- Opening Delimiter -

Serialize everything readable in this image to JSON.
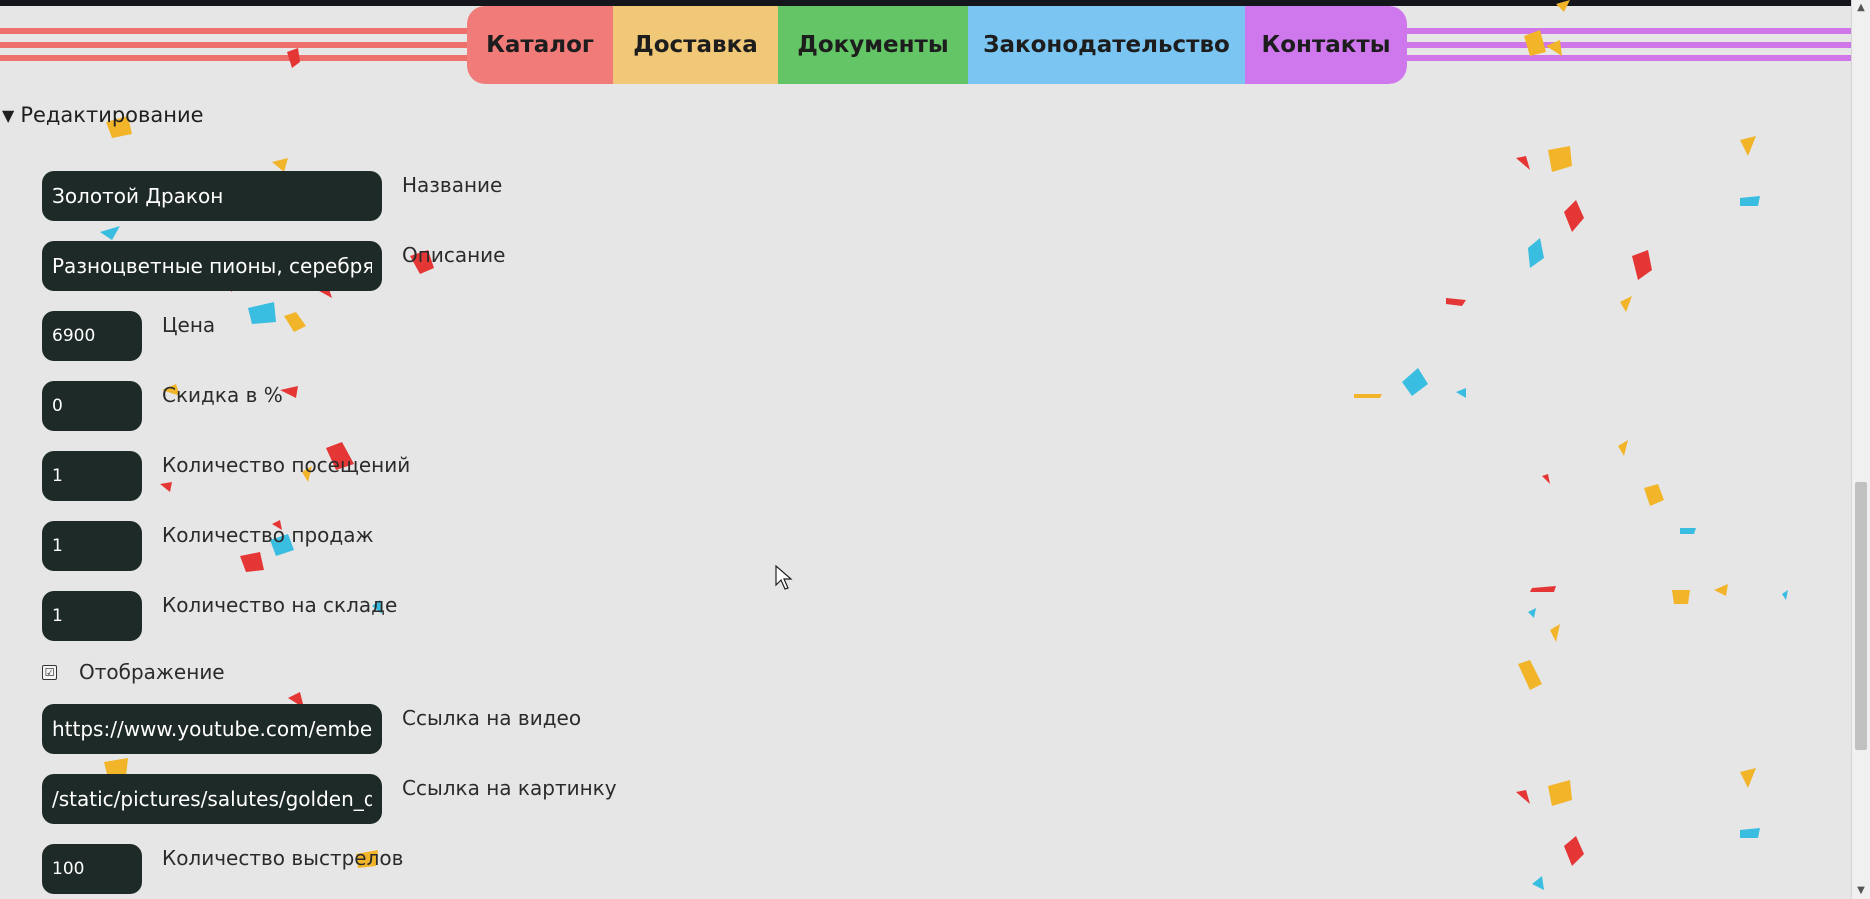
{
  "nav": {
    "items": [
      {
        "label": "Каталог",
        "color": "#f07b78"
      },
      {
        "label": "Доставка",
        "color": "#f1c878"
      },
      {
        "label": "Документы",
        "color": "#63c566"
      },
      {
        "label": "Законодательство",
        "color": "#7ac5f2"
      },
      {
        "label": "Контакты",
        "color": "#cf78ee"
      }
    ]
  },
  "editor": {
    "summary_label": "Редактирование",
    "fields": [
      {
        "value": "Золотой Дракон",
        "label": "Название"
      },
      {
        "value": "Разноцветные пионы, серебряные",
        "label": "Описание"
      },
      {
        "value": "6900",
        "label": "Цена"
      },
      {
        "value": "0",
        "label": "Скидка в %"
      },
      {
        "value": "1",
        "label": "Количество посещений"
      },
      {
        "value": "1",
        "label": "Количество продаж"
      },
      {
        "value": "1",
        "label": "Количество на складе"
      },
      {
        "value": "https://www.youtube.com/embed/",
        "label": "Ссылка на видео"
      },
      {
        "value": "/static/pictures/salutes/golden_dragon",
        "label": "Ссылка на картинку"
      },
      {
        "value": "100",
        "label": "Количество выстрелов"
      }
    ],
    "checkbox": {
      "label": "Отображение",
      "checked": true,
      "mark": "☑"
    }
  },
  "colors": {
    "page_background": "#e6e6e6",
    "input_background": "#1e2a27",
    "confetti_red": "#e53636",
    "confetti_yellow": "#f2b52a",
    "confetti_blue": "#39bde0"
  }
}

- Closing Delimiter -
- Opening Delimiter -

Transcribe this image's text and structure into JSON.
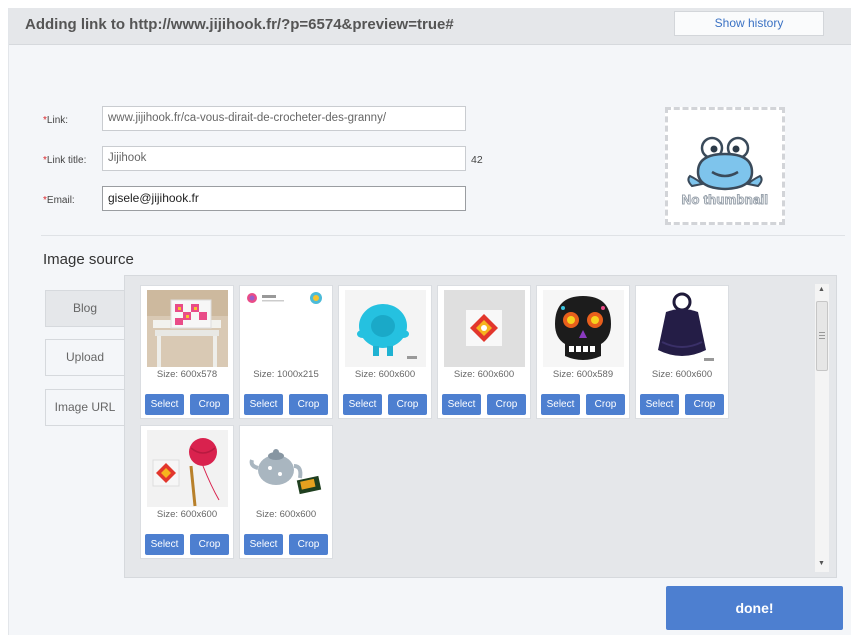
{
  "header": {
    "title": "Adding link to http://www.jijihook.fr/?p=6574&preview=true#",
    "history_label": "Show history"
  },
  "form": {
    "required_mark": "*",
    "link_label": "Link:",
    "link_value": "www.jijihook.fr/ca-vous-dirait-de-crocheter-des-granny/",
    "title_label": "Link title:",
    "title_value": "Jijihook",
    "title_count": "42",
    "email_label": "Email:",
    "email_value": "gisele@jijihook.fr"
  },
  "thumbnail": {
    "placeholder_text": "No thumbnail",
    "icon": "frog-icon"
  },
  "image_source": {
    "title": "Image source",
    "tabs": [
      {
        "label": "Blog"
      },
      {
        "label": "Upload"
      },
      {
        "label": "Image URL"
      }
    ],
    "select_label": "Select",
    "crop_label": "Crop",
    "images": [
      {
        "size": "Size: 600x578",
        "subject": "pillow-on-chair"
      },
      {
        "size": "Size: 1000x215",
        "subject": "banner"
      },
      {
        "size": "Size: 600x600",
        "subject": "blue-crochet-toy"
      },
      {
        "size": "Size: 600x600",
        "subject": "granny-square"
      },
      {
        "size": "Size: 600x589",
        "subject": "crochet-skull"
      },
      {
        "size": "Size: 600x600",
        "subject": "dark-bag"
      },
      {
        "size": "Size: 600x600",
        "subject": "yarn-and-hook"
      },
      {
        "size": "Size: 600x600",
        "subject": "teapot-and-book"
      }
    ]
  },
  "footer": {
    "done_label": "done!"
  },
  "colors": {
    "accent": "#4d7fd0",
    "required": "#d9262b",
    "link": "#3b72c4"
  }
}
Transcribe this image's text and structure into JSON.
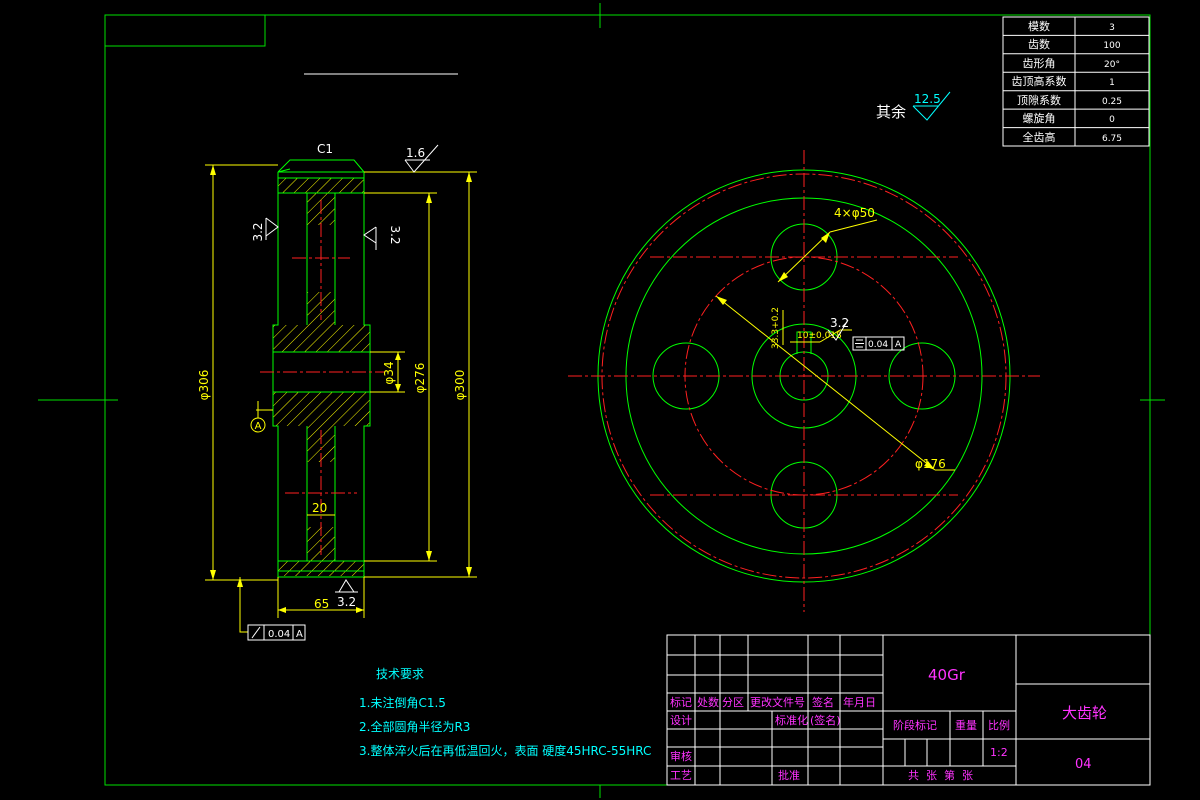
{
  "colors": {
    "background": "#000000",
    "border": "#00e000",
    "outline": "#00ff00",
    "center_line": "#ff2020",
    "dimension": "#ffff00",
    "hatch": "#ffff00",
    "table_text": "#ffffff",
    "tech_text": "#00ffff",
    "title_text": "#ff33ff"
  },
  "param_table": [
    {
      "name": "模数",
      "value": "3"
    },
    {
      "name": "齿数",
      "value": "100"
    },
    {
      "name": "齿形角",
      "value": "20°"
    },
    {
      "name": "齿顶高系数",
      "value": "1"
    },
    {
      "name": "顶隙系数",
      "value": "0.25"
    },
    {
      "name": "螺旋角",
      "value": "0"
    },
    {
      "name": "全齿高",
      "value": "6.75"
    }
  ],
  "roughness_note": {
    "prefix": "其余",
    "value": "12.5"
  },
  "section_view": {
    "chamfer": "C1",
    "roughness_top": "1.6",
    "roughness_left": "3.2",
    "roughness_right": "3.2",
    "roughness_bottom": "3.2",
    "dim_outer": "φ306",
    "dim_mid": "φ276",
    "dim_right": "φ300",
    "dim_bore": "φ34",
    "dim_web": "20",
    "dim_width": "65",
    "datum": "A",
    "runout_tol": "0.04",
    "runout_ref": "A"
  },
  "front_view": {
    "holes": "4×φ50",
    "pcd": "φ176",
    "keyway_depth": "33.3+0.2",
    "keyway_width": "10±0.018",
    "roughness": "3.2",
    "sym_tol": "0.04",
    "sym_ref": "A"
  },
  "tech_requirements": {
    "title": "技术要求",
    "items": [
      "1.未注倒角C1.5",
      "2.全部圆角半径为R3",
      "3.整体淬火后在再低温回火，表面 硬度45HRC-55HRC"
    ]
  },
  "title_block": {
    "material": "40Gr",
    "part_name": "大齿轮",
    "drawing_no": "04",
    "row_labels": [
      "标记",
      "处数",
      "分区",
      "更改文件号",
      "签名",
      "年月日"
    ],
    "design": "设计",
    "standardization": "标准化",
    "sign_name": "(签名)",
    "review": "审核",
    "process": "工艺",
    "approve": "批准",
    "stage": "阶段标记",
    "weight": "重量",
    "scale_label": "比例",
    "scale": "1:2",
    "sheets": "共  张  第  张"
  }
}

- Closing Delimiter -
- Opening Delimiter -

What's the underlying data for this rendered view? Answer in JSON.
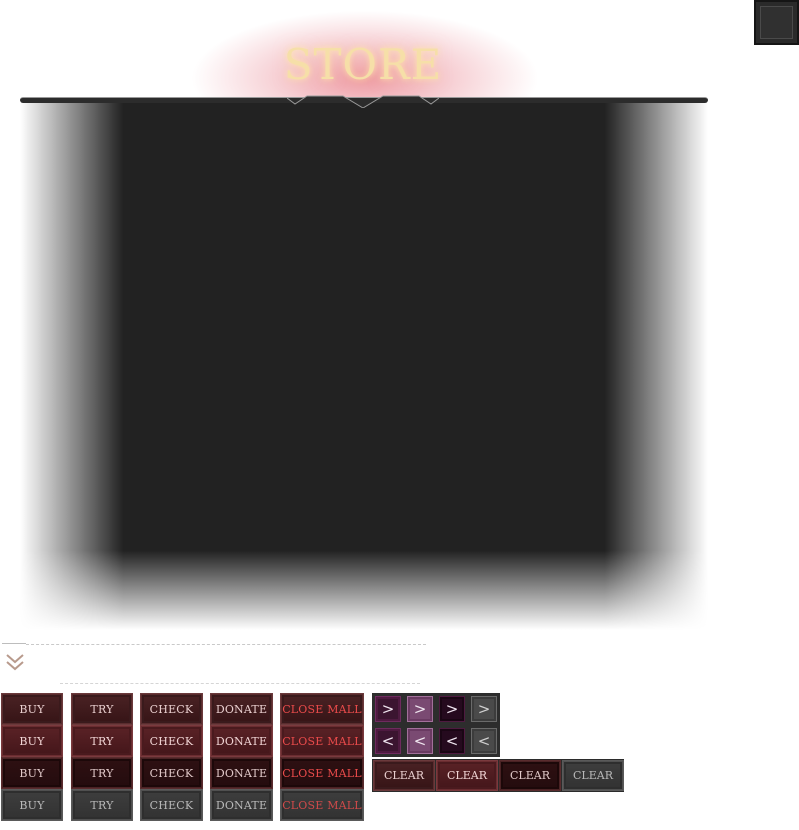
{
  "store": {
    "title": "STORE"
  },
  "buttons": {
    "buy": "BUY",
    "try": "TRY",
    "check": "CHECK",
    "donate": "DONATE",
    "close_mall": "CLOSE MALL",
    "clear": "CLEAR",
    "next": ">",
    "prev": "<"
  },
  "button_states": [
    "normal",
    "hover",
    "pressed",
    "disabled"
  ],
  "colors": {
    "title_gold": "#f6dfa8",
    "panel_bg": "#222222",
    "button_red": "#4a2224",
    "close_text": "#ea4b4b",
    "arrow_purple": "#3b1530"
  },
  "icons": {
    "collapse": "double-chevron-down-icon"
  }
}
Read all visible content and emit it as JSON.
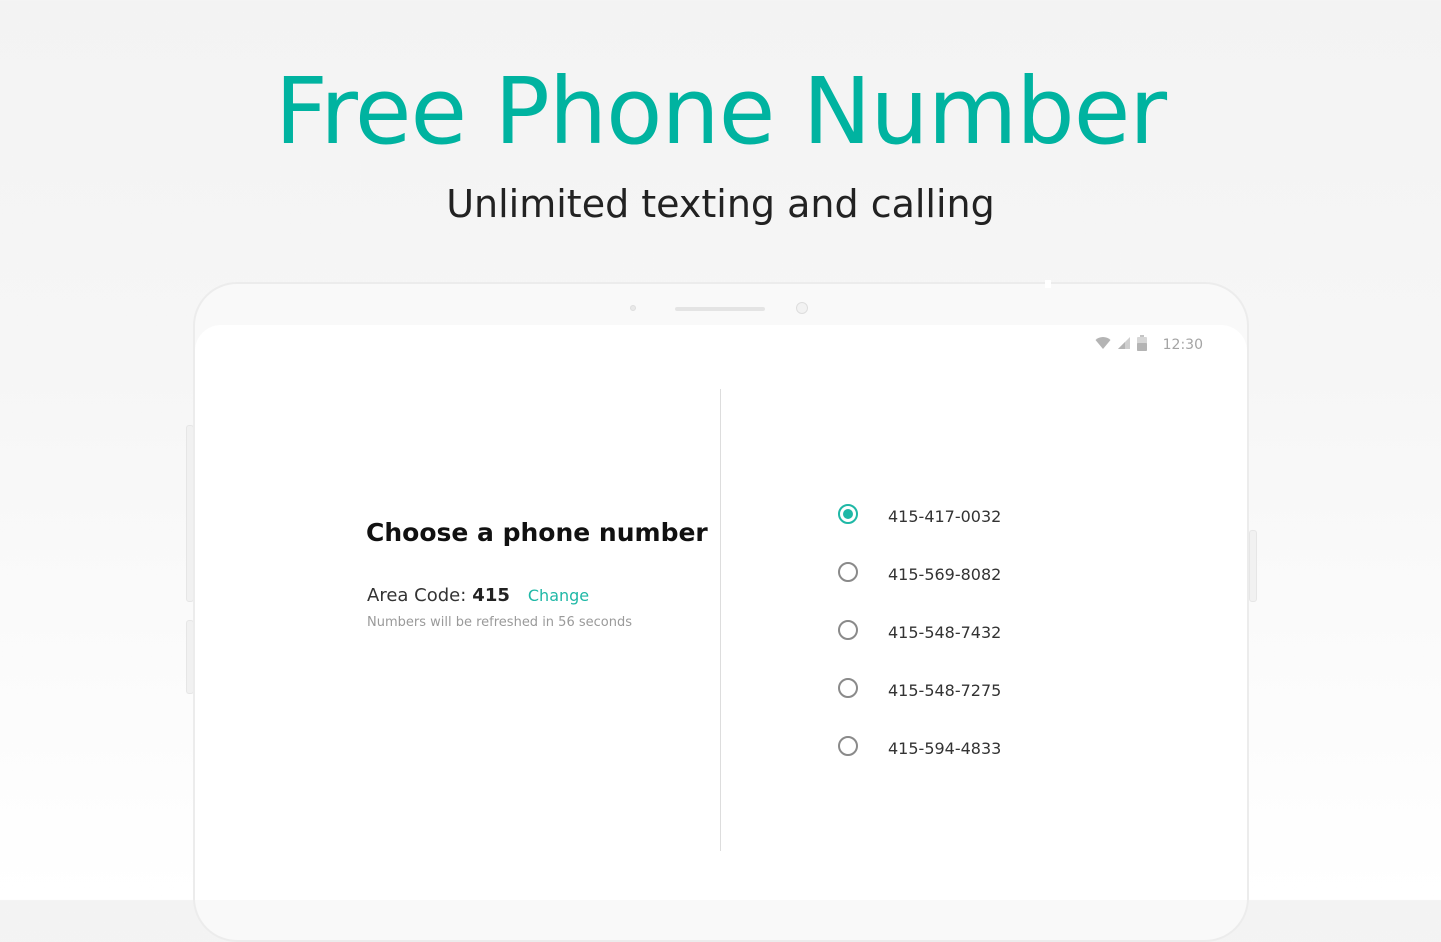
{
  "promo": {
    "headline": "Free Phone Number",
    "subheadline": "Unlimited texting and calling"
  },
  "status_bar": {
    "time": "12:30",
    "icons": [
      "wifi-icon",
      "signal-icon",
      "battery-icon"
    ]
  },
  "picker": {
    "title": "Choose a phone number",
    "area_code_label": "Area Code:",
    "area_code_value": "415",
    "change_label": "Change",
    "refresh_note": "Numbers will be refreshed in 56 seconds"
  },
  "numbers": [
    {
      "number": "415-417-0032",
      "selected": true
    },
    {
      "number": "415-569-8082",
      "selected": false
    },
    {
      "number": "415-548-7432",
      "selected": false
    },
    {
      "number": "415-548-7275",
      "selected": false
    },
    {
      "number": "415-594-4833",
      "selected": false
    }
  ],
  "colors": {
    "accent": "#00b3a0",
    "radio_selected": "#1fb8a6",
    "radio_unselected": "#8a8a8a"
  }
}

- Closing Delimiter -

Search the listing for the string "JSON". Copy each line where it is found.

Serialize everything readable in this image to JSON.
Transcribe this image's text and structure into JSON.
Transcribe this image's text and structure into JSON.
What's the underlying data for this rendered view? Answer in JSON.
Read all visible content and emit it as JSON.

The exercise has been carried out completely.